All of that said, it’s not the process I miss as much as the experience of interacting with the other people who were there because they also enjoyed the same band/artist: the low-level humming excitement, the concert stories shared, how people would smile as they walked away from the ticket window, and sometimes how a few of us would converge upon a diner for breakfast after as new friendships were formed.

Now it’s automated, isolated, solitary, and perfunctory… a chore instead of an adventure. Check that off of today’s “Things To Do” list and move on.

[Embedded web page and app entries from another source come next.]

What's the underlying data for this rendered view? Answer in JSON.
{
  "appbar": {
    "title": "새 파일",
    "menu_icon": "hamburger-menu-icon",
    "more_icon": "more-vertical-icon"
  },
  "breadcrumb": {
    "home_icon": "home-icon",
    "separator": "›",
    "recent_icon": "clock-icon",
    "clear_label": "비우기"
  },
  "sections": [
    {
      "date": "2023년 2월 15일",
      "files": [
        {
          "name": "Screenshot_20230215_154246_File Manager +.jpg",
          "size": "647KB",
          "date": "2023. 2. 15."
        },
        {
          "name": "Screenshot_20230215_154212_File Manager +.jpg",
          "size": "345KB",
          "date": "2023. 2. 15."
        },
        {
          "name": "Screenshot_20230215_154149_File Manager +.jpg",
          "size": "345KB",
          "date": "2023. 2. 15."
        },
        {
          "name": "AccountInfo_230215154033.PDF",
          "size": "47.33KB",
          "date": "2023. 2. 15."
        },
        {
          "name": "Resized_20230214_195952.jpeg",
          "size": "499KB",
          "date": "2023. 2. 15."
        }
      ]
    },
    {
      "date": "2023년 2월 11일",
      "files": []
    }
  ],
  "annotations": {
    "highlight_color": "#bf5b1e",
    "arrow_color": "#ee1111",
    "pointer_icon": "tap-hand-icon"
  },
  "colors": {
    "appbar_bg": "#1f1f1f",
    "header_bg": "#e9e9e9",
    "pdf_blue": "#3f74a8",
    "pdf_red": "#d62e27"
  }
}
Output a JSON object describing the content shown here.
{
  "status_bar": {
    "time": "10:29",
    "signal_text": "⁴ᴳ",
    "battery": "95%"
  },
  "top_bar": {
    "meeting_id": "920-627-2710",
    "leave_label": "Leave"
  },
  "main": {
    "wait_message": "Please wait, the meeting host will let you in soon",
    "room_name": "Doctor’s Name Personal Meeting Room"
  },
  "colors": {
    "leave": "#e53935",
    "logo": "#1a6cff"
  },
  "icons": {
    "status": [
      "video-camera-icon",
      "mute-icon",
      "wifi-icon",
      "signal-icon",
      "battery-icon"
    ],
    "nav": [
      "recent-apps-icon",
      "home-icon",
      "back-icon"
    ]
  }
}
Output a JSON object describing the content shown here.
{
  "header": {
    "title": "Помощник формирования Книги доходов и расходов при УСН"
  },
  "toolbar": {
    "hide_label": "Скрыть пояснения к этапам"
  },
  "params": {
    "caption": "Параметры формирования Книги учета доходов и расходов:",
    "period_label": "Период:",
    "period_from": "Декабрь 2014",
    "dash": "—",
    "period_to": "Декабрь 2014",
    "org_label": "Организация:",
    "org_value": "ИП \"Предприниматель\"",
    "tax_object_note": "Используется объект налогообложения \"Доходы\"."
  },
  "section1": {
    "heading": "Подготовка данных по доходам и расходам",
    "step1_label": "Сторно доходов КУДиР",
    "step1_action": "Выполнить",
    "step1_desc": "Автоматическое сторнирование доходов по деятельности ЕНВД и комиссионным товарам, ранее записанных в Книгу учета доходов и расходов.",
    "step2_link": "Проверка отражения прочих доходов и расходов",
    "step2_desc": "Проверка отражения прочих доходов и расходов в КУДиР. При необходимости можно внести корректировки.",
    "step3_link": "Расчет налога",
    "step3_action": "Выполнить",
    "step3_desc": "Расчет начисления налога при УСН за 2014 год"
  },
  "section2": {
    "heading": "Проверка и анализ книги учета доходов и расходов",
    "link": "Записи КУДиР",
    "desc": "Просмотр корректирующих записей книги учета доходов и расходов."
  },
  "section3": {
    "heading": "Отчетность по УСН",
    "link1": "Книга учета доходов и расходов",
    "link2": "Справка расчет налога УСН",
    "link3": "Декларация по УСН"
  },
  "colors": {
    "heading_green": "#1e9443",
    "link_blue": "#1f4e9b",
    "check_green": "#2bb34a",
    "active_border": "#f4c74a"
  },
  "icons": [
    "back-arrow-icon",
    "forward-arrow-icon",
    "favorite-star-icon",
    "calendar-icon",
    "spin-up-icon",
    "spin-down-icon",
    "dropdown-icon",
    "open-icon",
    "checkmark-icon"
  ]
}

(Even if we still had to queue up, it’d probably not be the same kind of experience — because everyone would likely be paying more attention to their smartphones or stay resolutely plugged into their iPods instead of noticing and conversing with the people around them. Until someone needed to go find a restroom… there’s still no app for that!)

One of my best days ever started with my waiting in line to buy a ticket for a show at the same just-opened House of Blues in New Orleans almost 20 years ago. I’d bounced out of bed and dressed expressly for comfort — yoga pants, a long-sleeved cropped waffle shirt, sandals. My hair was morning-disheveled in a good way and I was fresh-faced, having paused only long enough to wash the sleep from my eyes and brush my teeth before rocketing out of the house. I was passing the time reading a Tom Robbins novel and drinking my coffee, chatting with the people around me intermittently. I was happy, still slightly sleepy, un-self-conscious, and cheerfully excited.

A guy I’d seen around the French Quarter every now and again for a couple of years had been hired as part of the security staff for the venue — he was there that morning to keep the line orderly. We didn’t have many friends in common, nor did we frequent the same bars or hangouts; I’d admired him in passing and mostly from a distance (although we had, in fact, spoken briefly a few times). It seemed to be a one-sided interest and I was okay with that. But that morning, while we were in the same place for a few hours at the same time and for the same reason, he noticed me.

I’d been reading and, for whatever reason, I glanced up and saw him looking at me. I smiled reflexively. He looked startled as if he’d been physically shocked for a second or two, sort of jumped back a bit as if he’d been hit by something, dropped his walkie-talkie and picked it up, and finally grinned sheepishly. Then he walked over and introduced himself, said “hello,” and showed me the new crack in the walkie-talkie’s display screen.

I remember thinking, “What took you so long?”

(Although I was very much involved with someone else at that time, it was the beginning of a friendship that I still appreciate and a stolen moment in my life that I’ll never forget. In an alternate universe, I’ve no doubt that it would have been the start of one hell of a love affair.)

I strongly suspect that there’s zero chance of something similar ever happening while purchasing tickets via the ether and pixels — this convenience robs us of such opportunities to connect with each other. I have yet to hear of anyone having a shot at falling in love, if only just a little bit, while hitting refresh and waiting to complete a transaction.

There’s a world of difference between the magic of the Internet and that of making simple human connections. I’m grateful for the memories of what I experienced during those hours spent waiting with strangers who shared a common interest — it was never “lost time.”